Surgeoner was praying; he needed a variety of things, the only one of which I can remember was a new kettle for soup, and he suggested to God that the woodpile was getting low. When he had, so to speak, put in his order, he began to speak to us, gently and unassumingly as he had done at the school that morning and I was able to observe now that he had a hearing-aid in his left ear — one of the clumsy affairs then in use — and that a cord ran down into his collar and appeared to join a bulge in the front of his shirt, obviously a receiving apparatus. But his voice was pleasant and well controlled; nothing like the ungoverned quack of many deaf people.
He saw me, of course, and nodded gravely. I expected that he would try to involve me in his service, probably to score off me as an educated infidel and mocker, but he did not. Instead he told, very simply, of his experience with a lake sailor who was a notable blasphemer, a man whose every remark carried an insult to God’s Name. Surgeoner had been powerless to change him and had left him in defeat. One day Surgeoner had talked with an old woman, desperately poor but rich in the Spirit of Christ, who had at parting pressed into his hand a cent, the only coin she had to give. Surgeoner bought a tract with the cent and carried it absentmindedly in his pocket for several weeks, until by chance he met the blasphemer again. On impulse he pressed the tract upon the blasphemer, who of course received it with an oath. Surgeoner thought no more of the matter until, two months later, he met the blasphemer again, this time a man transfigured. He had read the tract, he had accepted Christ, and he had begun life anew.
I fully expected that it would prove that the old woman was the blasphemer’s aged mother and that the two had been reunited in love, but Surgeoner did not go so far. Was this the self-denying chastity of the literary artist, I wondered, or had he not thought of such a denouement yet? When the meeting had concluded with a dismal rendition of the revival hymn —
Throw out the Life Line,
Throw out the Life Line,
Someone is drifting away.
Throw out the Life Line,
Throw out the Life Line,
Someone is sinking today
— sung with the dispirited drag of the unaccompanied, untalented religious, the little group drifted away — the bums to the sleeping quarters next door and the respectable to their homes — and I was alone with Joel Surgeoner.
“Well, sir, I knew you would come, but I didn’t expect you so soon,” said he and gestured me into a kitchen chair by the table.
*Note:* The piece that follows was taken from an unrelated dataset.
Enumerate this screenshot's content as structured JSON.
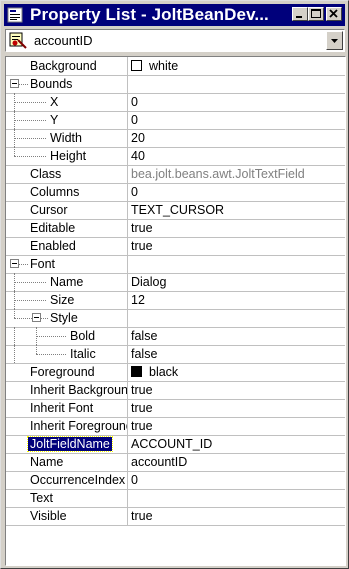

He frugally turned off the electricity, and we sat in the light of the lamps.
“You promised to show me what prayer had brought,” I said.
“You see it around you,” he replied, and then, seeing surprise on my face at the wretchedness of the Mission, he led me to a door into the next room — it was in fact a double door running on a track, of the kind you see in old warehouses — and slid it back. In the gloom leaking down through an overhead skylight I saw a poor dormitory in which about fifty men were lying on cots. “Prayer brings me these, and prayer and hard work and steady begging provide for them, Mr. Ramsay.” I suppose he had learned my name at the school.
“I spoke to our Bursar tonight,” I said “and your talk this morning will bring you a cheque for five hundred and forty-three dollars; from six hundred boys and a staff of about thirty, that’s not bad. What will you do with it?”
“Winter is coming; it will buy a lot of warm underclothes.” He closed the sliding door, and we sat down again in what seemed to be the chapel, common room, and business office of the Mission. “That cheque will probably be a week getting here, and our needs are daily — hourly. Here is the collection from our little meeting tonight.” He showed me thirteen cents on a cracked saucer.